Not even the New York Yankees' offer of reliever Mariano Rivera, rated one of the American League's top closers, could entice the Mariners to give up Randy Johnson.
Three clubs have made trade offers, and outside of the Rivera offer, the return for Johnson so far has been paltry. Asked about the Yankees' bid, Seattle General Manager Woody Woodward did not confirm it directly but said: "We need a starting pitcher back in any deal for Randy. If we don't get one, if we don't get what we are looking for, then we are fully prepared to go into the season with Randy on our team."
A Mariner official also said there are concerns about Rivera's arm. There were suspicions the 27-year-old right-hander had shoulder trouble late in the season. Rivera had 43 saves, appeared in 66 games and was 6-4 with a 1.88 earned-run average.
Seattle was looking for 1996 AL Cy Young winner Pat Hentgen from Toronto in a deal for Johnson. But the Blue Jays offered pitcher Juan Guzman and outfielder Shawn Green, a Toronto source said. The Mariners reportedly sought Jose Cruz Jr., the rookie they traded in July for relievers Paul Spoljaric and Mike Timlin.
While the Yankees dangled Rivera, they might have refused to consider a Seattle request for left-handed starter Andy Pettitte.
The word is that George Steinbrenner will put a pile of money in a deal for a pitcher and might have done so to the Mariners, along with Rivera. He is making the same offer to Florida in discussions about right-hander Kevin Brown and to Montreal for right-hander Pedro Martinez.
Seattle can use the money, but it wants young and talented players who can help in 1998, ideally a starter and a left-handed-hitting outfielder or first baseman.
Chances are business will pick up for Seattle when Montreal trades Martinez and Florida trades Brown, both highly regarded starters. Both could be dealt as soon as tomorrow night - Martinez almost certainly to the Yankees, Cleveland, San Diego or Boston - when trades can be announced after the expansion draft.
"No guarantees of that," said Lee Pelekoudas, Seattle's assistant GM. "Right now, there's nothing imminent for us, nothing on the table."
If nothing breaks for Seattle today, it isn't likely to come together tomorrow when all clubs will focus on the expansion draft in Phoenix, which starts at 1 p.m. (PST).
Although each club's protected list is confidential, made available only to the two expansion teams, the Tampa Bay Devil Rays and Arizona Diamondbacks, the Mariners' list is not hard to guess.
It is heavy on major leaguers, with outfielder Shane Monahan as the only minor-league prospect protected. Monahan hit .302 at Class AA Memphis with 12 homers and 14 stolen bases (.294 in 12 games with Tacoma).
Seattle's likely list of protected major-league players:

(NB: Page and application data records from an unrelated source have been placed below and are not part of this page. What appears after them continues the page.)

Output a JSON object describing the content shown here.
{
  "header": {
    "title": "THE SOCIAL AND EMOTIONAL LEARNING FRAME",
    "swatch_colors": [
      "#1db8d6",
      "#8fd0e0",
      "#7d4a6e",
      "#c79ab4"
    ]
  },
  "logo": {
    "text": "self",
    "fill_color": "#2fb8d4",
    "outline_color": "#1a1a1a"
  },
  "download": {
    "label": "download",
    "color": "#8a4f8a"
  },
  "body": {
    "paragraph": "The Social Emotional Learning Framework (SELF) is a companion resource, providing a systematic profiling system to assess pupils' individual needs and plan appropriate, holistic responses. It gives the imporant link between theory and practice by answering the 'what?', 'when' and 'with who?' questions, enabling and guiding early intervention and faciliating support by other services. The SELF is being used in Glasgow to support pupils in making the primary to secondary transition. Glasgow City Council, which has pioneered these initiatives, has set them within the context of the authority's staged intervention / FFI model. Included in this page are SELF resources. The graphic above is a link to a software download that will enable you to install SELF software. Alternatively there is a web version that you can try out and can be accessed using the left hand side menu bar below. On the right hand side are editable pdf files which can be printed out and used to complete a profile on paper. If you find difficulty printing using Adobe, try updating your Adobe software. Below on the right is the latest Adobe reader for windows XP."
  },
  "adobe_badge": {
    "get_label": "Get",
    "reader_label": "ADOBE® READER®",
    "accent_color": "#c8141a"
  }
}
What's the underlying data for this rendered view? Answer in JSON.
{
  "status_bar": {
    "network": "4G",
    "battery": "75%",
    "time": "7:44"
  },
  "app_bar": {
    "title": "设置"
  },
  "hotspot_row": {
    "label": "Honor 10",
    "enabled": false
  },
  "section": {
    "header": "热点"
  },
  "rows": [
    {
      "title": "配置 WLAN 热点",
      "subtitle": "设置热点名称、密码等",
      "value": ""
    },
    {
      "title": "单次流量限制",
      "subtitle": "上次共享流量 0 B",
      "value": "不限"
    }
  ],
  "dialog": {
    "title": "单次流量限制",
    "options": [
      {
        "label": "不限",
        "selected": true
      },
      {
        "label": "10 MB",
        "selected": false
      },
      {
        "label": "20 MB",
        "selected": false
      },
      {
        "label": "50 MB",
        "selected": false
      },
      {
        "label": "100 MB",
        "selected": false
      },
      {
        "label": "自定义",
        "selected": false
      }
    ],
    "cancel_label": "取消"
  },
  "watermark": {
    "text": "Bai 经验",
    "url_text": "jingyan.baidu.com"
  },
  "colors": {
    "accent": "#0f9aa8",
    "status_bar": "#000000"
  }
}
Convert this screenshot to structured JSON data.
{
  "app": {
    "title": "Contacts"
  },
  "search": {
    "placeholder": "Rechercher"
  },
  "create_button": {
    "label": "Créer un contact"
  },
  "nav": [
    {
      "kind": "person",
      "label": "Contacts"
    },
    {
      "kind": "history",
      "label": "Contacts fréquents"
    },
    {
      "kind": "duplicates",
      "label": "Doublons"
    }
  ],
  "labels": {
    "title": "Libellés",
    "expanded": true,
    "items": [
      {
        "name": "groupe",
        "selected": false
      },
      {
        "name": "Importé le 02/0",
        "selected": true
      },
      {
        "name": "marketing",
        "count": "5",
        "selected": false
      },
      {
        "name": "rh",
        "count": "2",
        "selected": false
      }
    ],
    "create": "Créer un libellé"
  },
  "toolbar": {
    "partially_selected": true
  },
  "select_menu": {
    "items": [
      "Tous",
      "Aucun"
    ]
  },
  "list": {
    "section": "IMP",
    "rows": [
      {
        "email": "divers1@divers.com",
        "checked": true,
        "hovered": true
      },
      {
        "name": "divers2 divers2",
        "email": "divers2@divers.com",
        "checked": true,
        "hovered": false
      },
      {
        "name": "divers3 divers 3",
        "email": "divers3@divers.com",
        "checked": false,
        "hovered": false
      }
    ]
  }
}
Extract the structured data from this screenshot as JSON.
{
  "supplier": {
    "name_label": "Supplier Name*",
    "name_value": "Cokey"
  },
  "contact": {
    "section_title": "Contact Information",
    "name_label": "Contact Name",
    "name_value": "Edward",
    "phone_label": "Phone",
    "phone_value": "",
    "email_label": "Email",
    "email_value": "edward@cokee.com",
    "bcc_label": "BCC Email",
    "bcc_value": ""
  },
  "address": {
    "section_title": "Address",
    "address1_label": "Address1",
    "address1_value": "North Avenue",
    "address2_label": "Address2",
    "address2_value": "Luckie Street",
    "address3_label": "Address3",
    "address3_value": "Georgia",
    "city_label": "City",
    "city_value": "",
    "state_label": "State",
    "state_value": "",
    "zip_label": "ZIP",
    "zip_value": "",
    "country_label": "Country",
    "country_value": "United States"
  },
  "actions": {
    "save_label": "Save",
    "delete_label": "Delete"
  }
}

Pitchers (8): Johnson, Jeff Fassero, Jamie Moyer, Heathcliff Slocumb, Paul Spoljaric, Bobby Ayala, Mike Timlin, Ken Cloude.
Catchers (1): Dan Wilson.
Infielders (3): Alex Rodriguez, Russ Davis, Edgar Martinez.
Outfielders (2): Ken Griffey Jr., Jay Buhner.
Each expansion club will draft 35 players. Each current team will lose at least two players, and seven of them will lose a third. After losing a player, each team will add three players to its protected list.
Woodward said he isn't worried about the players his club will lose. Yet the Mariners figure to wince if infielder Andy Sheets or outfielder Raul Ibanez is taken.
Others expected to be left unprotected for the draft: right-handers Bob Wolcott, Felipe Lira and Edwin Hurtado; outfielder Rich Amaral, Rob Ducey and Lee Tinsley; and infielder Brent Gates.
Sheets currently is the only insurance they have at shortstop behind Rodriguez.
Ibanez currently is tearing up the Puerto Rican winter league, hitting .364 through Saturday. He hit .304 with 84 runs batted in for Tacoma last year.
In addition to their interest in closer Randy Myers, Seattle has inquired about two first basemen, John Olerud and David Segui, both of whom have Seattle ties.
Olerud, 29, had 102 RBI for the Mets last season and is an Eastside native and former standout player at Washington State.
Segui, 31, is the son of Diego Segui, who started for the Mariners in their first gameat the Kingdome on April 6, 1977. David Segui hit .307 with 21 home runs for Montreal last season.
Olerud told the Mets late in the season that before he agreed to return to them, he wanted to find out if Seattle was interested. The Mariners are, but not for the $13.5 million for three years he reportedly was offered by the Mets a week ago.